+++ DATA FOR ANALYSIS +++

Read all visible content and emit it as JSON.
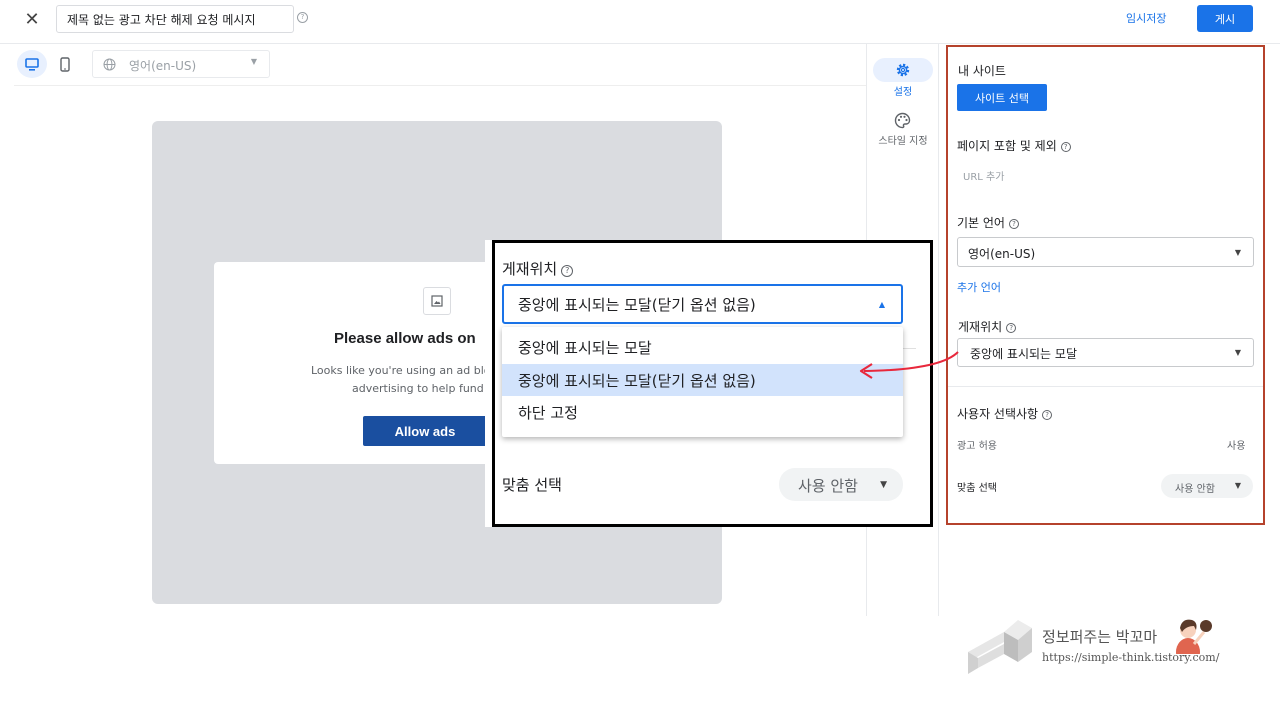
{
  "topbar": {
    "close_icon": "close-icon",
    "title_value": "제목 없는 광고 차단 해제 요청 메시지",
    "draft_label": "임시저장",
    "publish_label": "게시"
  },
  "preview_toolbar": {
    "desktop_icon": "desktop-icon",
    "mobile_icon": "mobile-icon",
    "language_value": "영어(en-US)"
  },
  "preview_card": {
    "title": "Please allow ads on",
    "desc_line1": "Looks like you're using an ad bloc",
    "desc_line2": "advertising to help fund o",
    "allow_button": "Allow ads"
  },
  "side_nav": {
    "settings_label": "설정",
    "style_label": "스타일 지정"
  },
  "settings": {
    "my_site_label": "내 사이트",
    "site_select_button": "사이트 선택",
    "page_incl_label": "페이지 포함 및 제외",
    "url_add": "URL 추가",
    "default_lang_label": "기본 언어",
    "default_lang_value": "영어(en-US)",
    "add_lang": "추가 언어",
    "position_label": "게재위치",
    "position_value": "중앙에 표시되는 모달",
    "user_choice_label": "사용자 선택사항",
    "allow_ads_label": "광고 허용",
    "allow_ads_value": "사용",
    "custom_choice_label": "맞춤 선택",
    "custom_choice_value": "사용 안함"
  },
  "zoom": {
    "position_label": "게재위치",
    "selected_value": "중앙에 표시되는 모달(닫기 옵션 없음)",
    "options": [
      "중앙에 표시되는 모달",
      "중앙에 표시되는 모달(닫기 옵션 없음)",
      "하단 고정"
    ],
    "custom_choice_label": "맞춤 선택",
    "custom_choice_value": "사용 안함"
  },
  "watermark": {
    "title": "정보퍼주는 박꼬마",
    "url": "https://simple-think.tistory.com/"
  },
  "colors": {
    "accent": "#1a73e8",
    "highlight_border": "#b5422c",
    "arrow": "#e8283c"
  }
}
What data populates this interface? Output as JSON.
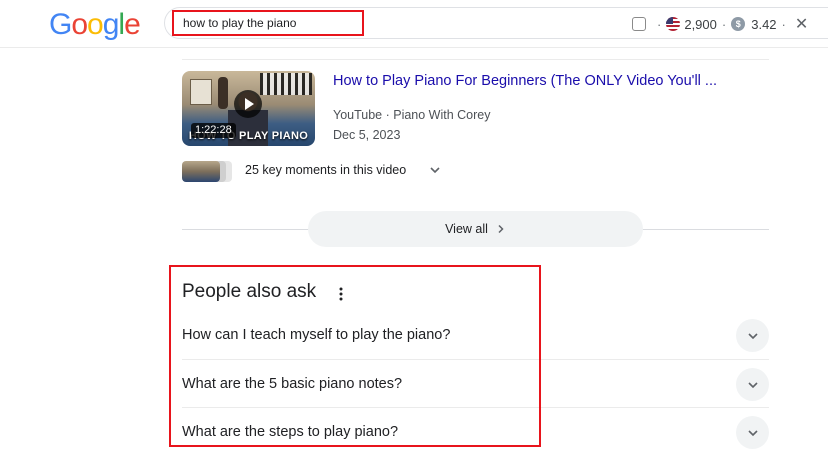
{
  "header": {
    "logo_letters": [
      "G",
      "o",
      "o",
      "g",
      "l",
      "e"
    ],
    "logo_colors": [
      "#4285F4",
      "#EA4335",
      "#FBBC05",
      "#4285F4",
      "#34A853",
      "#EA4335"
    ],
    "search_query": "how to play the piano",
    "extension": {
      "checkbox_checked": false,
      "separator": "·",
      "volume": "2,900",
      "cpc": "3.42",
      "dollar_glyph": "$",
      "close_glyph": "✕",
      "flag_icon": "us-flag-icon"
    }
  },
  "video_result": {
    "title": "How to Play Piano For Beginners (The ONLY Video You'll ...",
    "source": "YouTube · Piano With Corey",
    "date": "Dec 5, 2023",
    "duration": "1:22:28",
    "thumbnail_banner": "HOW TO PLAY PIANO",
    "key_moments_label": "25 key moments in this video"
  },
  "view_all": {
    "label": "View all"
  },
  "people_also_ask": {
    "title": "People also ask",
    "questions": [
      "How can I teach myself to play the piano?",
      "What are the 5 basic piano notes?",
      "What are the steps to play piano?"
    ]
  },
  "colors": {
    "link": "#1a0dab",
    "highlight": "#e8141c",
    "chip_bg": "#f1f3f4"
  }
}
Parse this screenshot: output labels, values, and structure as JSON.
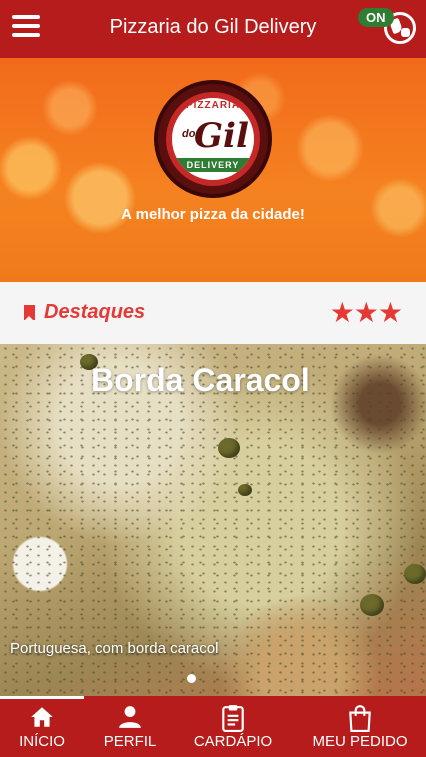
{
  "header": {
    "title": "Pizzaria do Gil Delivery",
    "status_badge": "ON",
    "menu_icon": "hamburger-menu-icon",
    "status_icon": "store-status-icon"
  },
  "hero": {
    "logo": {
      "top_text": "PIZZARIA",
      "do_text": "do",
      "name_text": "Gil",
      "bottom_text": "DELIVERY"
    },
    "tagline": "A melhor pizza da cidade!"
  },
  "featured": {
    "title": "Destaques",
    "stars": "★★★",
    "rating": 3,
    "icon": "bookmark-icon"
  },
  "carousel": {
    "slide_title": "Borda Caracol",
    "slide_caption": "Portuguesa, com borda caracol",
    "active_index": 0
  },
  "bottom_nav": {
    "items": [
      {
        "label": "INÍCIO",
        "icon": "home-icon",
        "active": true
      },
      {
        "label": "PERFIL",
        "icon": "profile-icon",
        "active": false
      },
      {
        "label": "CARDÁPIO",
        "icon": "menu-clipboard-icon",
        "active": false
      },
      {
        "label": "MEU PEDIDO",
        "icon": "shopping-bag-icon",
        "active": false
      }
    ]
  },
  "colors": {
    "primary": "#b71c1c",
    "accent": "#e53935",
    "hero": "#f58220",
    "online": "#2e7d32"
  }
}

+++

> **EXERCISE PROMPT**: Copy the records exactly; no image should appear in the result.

> **WRITTEN SOLUTION**:
Read all visible content and emit it as JSON.
{
  "topbar": {
    "close_icon": "close-icon",
    "title_value": "제목 없는 광고 차단 해제 요청 메시지",
    "draft_label": "임시저장",
    "publish_label": "게시"
  },
  "preview_toolbar": {
    "desktop_icon": "desktop-icon",
    "mobile_icon": "mobile-icon",
    "language_value": "영어(en-US)"
  },
  "preview_card": {
    "title": "Please allow ads on",
    "desc_line1": "Looks like you're using an ad bloc",
    "desc_line2": "advertising to help fund o",
    "allow_button": "Allow ads"
  },
  "side_nav": {
    "settings_label": "설정",
    "style_label": "스타일 지정"
  },
  "settings": {
    "my_site_label": "내 사이트",
    "site_select_button": "사이트 선택",
    "page_incl_label": "페이지 포함 및 제외",
    "url_add": "URL 추가",
    "default_lang_label": "기본 언어",
    "default_lang_value": "영어(en-US)",
    "add_lang": "추가 언어",
    "position_label": "게재위치",
    "position_value": "중앙에 표시되는 모달",
    "user_choice_label": "사용자 선택사항",
    "allow_ads_label": "광고 허용",
    "allow_ads_value": "사용",
    "custom_choice_label": "맞춤 선택",
    "custom_choice_value": "사용 안함"
  },
  "zoom": {
    "position_label": "게재위치",
    "selected_value": "중앙에 표시되는 모달(닫기 옵션 없음)",
    "options": [
      "중앙에 표시되는 모달",
      "중앙에 표시되는 모달(닫기 옵션 없음)",
      "하단 고정"
    ],
    "custom_choice_label": "맞춤 선택",
    "custom_choice_value": "사용 안함"
  },
  "watermark": {
    "title": "정보퍼주는 박꼬마",
    "url": "https://simple-think.tistory.com/"
  },
  "colors": {
    "accent": "#1a73e8",
    "highlight_border": "#b5422c",
    "arrow": "#e8283c"
  }
}
What data populates this interface? Output as JSON.
{
  "header": {
    "logo_letters": [
      "G",
      "o",
      "o",
      "g",
      "l",
      "e"
    ],
    "logo_colors": [
      "#4285F4",
      "#EA4335",
      "#FBBC05",
      "#4285F4",
      "#34A853",
      "#EA4335"
    ],
    "search_query": "how to play the piano",
    "extension": {
      "checkbox_checked": false,
      "separator": "·",
      "volume": "2,900",
      "cpc": "3.42",
      "dollar_glyph": "$",
      "close_glyph": "✕",
      "flag_icon": "us-flag-icon"
    }
  },
  "video_result": {
    "title": "How to Play Piano For Beginners (The ONLY Video You'll ...",
    "source": "YouTube · Piano With Corey",
    "date": "Dec 5, 2023",
    "duration": "1:22:28",
    "thumbnail_banner": "HOW TO PLAY PIANO",
    "key_moments_label": "25 key moments in this video"
  },
  "view_all": {
    "label": "View all"
  },
  "people_also_ask": {
    "title": "People also ask",
    "questions": [
      "How can I teach myself to play the piano?",
      "What are the 5 basic piano notes?",
      "What are the steps to play piano?"
    ]
  },
  "colors": {
    "link": "#1a0dab",
    "highlight": "#e8141c",
    "chip_bg": "#f1f3f4"
  }
}
Parse this screenshot: output labels, values, and structure as JSON.
{
  "header": {
    "title": "Pizzaria do Gil Delivery",
    "status_badge": "ON",
    "menu_icon": "hamburger-menu-icon",
    "status_icon": "store-status-icon"
  },
  "hero": {
    "logo": {
      "top_text": "PIZZARIA",
      "do_text": "do",
      "name_text": "Gil",
      "bottom_text": "DELIVERY"
    },
    "tagline": "A melhor pizza da cidade!"
  },
  "featured": {
    "title": "Destaques",
    "stars": "★★★",
    "rating": 3,
    "icon": "bookmark-icon"
  },
  "carousel": {
    "slide_title": "Borda Caracol",
    "slide_caption": "Portuguesa, com borda caracol",
    "active_index": 0
  },
  "bottom_nav": {
    "items": [
      {
        "label": "INÍCIO",
        "icon": "home-icon",
        "active": true
      },
      {
        "label": "PERFIL",
        "icon": "profile-icon",
        "active": false
      },
      {
        "label": "CARDÁPIO",
        "icon": "menu-clipboard-icon",
        "active": false
      },
      {
        "label": "MEU PEDIDO",
        "icon": "shopping-bag-icon",
        "active": false
      }
    ]
  },
  "colors": {
    "primary": "#b71c1c",
    "accent": "#e53935",
    "hero": "#f58220",
    "online": "#2e7d32"
  }
}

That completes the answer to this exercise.